First Literary Essay:   “The Catcher in the Rye”
Theme: Holden Caulfield´s fixation on childhood

The novel   “The Catcher in the Rye” written by J.D. Salinger in the late 1940’s, is one of the most controversial and influential books of the twentieth century.   One of the most relevant aspects that arises throughout the book is the very particular vision that the protagonist, Holden Caulfield, has of childhood opposed to adulthood. In this essay the main aspect to be analyzed in depth will be Holden Caulfield's fixation on childhood. He feels trapped between a simple world of innocence, which he identifies with childhood, and a complex, frightful and superficial world that he identifies with adulthood. Childhood and adulthood will be compared and contrasted in this essay in order to analyze the protagonist’s complex inner thoughts and feelings. This aspect is immensely important because it is developed all along the book trough different themes, motifs and symbols. In addition, this aspect is very important to be analyzed because the book itself centers around the process of maturity of an adolescent who is having a hard time going from childhood to adulthood. This book has influenced several generations of Americans and has had an immense impact on teenagers all over the world.

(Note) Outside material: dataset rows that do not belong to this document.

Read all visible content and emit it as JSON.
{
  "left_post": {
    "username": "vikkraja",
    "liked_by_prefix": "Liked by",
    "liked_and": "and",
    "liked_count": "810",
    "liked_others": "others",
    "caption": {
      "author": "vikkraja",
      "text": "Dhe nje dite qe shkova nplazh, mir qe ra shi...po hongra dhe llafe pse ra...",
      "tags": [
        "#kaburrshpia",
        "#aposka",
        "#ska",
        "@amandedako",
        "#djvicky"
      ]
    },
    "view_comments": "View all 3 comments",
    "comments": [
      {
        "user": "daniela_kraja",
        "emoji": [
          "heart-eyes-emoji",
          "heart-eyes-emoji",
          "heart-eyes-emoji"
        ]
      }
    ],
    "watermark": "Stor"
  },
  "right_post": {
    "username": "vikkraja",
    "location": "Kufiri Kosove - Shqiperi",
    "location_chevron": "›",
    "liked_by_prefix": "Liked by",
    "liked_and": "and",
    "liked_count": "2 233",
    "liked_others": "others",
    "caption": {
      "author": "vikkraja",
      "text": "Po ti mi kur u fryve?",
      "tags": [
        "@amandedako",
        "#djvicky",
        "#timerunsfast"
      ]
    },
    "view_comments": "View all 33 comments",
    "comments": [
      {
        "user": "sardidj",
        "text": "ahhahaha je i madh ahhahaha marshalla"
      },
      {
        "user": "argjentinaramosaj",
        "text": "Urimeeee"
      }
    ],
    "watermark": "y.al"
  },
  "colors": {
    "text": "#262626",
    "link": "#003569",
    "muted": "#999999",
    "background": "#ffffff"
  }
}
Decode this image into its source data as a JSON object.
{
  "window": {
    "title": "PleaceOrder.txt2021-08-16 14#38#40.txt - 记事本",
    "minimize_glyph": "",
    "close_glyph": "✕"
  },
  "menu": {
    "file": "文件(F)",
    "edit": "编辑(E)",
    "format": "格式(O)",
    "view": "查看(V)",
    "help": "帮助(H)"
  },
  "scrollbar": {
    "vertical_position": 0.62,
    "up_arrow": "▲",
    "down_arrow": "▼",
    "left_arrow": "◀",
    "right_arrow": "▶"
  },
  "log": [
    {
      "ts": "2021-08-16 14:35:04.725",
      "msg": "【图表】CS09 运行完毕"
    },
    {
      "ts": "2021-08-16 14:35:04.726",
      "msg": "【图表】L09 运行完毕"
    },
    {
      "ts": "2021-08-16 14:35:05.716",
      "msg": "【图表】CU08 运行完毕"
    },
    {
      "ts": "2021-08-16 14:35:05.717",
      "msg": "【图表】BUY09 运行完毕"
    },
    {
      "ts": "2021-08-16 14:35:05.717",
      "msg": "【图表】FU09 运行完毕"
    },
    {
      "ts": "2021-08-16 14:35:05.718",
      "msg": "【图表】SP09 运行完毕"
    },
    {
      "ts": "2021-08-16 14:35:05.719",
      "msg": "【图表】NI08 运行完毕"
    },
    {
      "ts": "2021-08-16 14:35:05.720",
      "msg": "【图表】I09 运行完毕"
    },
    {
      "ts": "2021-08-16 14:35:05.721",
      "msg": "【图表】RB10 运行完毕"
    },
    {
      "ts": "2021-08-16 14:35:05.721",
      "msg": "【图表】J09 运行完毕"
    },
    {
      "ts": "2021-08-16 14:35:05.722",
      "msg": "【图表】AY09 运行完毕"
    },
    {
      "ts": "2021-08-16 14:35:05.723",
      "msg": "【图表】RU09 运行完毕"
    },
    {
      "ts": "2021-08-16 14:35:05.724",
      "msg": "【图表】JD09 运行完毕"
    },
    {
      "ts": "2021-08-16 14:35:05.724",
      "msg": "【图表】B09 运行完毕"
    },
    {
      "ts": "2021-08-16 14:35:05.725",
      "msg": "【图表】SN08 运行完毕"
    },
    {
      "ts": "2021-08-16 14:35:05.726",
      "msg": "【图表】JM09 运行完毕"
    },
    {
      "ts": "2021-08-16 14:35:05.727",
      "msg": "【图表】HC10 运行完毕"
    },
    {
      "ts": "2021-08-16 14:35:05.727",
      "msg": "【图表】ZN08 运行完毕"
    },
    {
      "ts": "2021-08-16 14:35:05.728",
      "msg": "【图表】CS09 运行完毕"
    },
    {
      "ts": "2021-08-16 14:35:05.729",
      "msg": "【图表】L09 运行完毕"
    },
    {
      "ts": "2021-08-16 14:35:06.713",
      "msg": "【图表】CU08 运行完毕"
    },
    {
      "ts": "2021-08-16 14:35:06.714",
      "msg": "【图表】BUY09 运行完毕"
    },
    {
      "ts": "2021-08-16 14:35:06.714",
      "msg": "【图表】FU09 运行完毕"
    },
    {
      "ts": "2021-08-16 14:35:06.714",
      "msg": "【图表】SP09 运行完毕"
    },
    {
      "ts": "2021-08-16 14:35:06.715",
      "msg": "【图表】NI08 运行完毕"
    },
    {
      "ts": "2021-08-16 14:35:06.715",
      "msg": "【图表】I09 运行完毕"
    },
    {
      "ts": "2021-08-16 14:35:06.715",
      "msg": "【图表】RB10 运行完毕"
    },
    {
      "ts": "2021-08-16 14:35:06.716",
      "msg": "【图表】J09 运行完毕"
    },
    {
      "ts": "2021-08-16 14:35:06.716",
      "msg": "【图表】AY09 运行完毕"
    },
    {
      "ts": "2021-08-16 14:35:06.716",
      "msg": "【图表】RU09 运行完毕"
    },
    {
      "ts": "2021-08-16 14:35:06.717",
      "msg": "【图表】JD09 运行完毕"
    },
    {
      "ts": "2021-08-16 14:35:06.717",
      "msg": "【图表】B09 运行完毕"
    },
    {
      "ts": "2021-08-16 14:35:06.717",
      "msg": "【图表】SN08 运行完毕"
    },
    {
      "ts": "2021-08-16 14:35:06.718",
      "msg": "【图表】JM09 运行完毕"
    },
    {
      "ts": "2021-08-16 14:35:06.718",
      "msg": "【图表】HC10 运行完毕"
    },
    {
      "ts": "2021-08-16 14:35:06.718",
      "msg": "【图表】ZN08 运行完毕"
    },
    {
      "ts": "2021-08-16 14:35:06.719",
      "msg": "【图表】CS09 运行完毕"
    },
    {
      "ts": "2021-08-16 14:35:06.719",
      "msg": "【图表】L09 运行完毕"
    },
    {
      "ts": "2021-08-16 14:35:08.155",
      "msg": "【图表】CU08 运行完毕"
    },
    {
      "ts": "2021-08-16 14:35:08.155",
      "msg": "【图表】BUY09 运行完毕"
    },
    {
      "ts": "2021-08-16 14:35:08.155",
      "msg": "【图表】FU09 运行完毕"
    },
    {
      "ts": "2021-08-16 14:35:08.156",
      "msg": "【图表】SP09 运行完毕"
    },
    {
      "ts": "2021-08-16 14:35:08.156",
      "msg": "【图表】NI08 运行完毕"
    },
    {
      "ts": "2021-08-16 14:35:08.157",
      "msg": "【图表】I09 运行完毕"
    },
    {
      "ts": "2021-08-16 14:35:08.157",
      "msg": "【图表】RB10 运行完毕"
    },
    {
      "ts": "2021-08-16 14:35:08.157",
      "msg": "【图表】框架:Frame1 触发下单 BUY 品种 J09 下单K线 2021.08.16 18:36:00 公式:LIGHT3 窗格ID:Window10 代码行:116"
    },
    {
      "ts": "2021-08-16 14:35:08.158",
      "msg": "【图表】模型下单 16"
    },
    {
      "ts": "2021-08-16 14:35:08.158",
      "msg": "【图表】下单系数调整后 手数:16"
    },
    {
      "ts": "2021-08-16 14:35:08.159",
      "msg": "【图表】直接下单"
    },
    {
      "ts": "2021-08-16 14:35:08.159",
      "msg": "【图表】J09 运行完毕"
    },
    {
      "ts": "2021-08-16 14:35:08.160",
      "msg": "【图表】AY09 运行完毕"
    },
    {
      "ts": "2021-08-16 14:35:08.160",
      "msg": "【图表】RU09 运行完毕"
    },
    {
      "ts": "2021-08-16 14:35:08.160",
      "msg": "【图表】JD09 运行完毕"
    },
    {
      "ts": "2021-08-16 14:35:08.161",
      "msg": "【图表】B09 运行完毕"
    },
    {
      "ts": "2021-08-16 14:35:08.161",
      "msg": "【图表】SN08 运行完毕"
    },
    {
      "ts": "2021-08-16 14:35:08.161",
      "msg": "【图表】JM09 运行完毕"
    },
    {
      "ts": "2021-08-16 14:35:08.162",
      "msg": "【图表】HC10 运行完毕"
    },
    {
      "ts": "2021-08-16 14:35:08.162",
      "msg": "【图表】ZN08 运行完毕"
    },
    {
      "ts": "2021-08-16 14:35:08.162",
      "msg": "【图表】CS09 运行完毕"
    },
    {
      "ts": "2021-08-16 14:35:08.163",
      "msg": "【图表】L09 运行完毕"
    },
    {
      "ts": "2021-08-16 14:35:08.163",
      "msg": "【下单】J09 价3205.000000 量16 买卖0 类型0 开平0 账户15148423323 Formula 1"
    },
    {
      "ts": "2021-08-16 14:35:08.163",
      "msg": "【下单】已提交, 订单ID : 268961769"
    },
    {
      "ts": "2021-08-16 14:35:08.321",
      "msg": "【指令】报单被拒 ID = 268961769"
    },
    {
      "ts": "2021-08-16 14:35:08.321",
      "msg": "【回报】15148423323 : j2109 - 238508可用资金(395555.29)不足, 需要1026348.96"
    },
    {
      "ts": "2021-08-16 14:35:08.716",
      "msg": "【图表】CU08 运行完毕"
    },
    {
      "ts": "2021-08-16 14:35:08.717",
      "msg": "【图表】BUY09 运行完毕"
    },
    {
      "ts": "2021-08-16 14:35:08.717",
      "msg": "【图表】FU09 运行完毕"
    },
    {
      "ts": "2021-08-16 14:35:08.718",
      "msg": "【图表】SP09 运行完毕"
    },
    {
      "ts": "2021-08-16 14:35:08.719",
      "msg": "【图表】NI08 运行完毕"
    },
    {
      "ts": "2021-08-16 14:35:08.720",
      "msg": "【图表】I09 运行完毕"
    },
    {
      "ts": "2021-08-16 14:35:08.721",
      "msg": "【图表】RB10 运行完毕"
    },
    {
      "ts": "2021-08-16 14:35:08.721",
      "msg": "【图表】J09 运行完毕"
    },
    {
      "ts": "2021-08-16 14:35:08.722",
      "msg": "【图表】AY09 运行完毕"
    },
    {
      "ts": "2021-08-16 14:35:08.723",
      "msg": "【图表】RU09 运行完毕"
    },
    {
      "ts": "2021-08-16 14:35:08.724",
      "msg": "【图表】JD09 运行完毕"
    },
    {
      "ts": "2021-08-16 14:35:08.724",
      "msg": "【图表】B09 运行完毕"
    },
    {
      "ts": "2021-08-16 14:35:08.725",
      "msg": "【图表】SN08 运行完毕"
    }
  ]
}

The story commences with Holden Caulfield describing encounters he has had with students and faculty of Pencey Prep in Agerstown, Pennsylvania in the winter of 1949. He criticizes them for being superficial, or, as he would say, "phony." After he is expelled from this school for his poor academic performance, he decides to take a train to New York City and stays in a hotel for a period of three nights before arriving at the end to his home. During his stay at the hotel, he has various encounters and peculiar meetings with different people. There is the encounter with a prostitute, Sunny; the encounter with and old girlfriend, Sally Hayes; the encounter with his younger sister, Phoebe...